PROBLEM: Word for word, restate all the records; images are not part of the copy.

EXERCISE DATA:
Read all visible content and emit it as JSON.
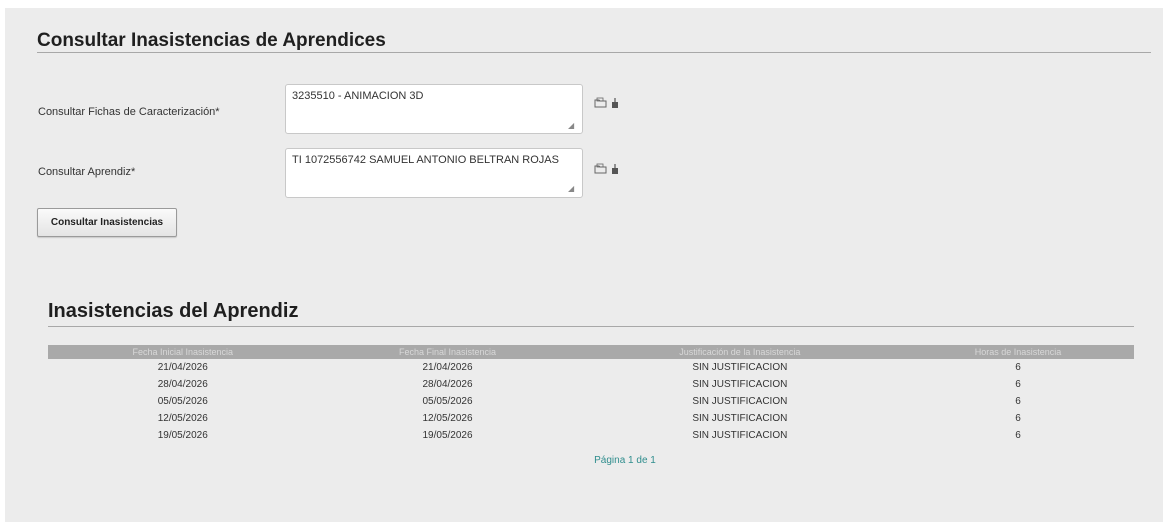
{
  "form": {
    "title": "Consultar Inasistencias de Aprendices",
    "fichas_label": "Consultar Fichas de Caracterización*",
    "fichas_value": "3235510 - ANIMACION 3D",
    "aprendiz_label": "Consultar Aprendiz*",
    "aprendiz_value": "TI 1072556742 SAMUEL ANTONIO BELTRAN ROJAS",
    "consultar_button": "Consultar Inasistencias",
    "icons": [
      "folder-search-icon",
      "eraser-icon"
    ]
  },
  "results": {
    "title": "Inasistencias del Aprendiz",
    "columns": [
      "Fecha Inicial Inasistencia",
      "Fecha Final Inasistencia",
      "Justificación de la Inasistencia",
      "Horas de Inasistencia"
    ],
    "rows": [
      [
        "21/04/2026",
        "21/04/2026",
        "SIN JUSTIFICACION",
        "6"
      ],
      [
        "28/04/2026",
        "28/04/2026",
        "SIN JUSTIFICACION",
        "6"
      ],
      [
        "05/05/2026",
        "05/05/2026",
        "SIN JUSTIFICACION",
        "6"
      ],
      [
        "12/05/2026",
        "12/05/2026",
        "SIN JUSTIFICACION",
        "6"
      ],
      [
        "19/05/2026",
        "19/05/2026",
        "SIN JUSTIFICACION",
        "6"
      ]
    ],
    "pager": "Página 1 de 1"
  },
  "colors": {
    "panel_bg": "#ececec",
    "header_bg": "#a9a9a9",
    "pager_link": "#2f8d8d"
  }
}
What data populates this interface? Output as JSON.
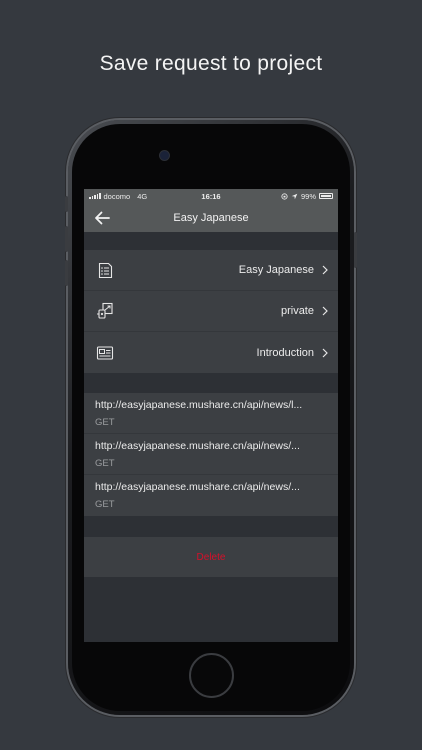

ANSWER TO THIS TASK:
Read all visible content and emit it as JSON.
{
  "form": {
    "title": "Consultar Inasistencias de Aprendices",
    "fichas_label": "Consultar Fichas de Caracterización*",
    "fichas_value": "3235510 - ANIMACION 3D",
    "aprendiz_label": "Consultar Aprendiz*",
    "aprendiz_value": "TI 1072556742 SAMUEL ANTONIO BELTRAN ROJAS",
    "consultar_button": "Consultar Inasistencias",
    "icons": [
      "folder-search-icon",
      "eraser-icon"
    ]
  },
  "results": {
    "title": "Inasistencias del Aprendiz",
    "columns": [
      "Fecha Inicial Inasistencia",
      "Fecha Final Inasistencia",
      "Justificación de la Inasistencia",
      "Horas de Inasistencia"
    ],
    "rows": [
      [
        "21/04/2026",
        "21/04/2026",
        "SIN JUSTIFICACION",
        "6"
      ],
      [
        "28/04/2026",
        "28/04/2026",
        "SIN JUSTIFICACION",
        "6"
      ],
      [
        "05/05/2026",
        "05/05/2026",
        "SIN JUSTIFICACION",
        "6"
      ],
      [
        "12/05/2026",
        "12/05/2026",
        "SIN JUSTIFICACION",
        "6"
      ],
      [
        "19/05/2026",
        "19/05/2026",
        "SIN JUSTIFICACION",
        "6"
      ]
    ],
    "pager": "Página 1 de 1"
  },
  "colors": {
    "panel_bg": "#ececec",
    "header_bg": "#a9a9a9",
    "pager_link": "#2f8d8d"
  }
}
What data populates this interface? Output as JSON.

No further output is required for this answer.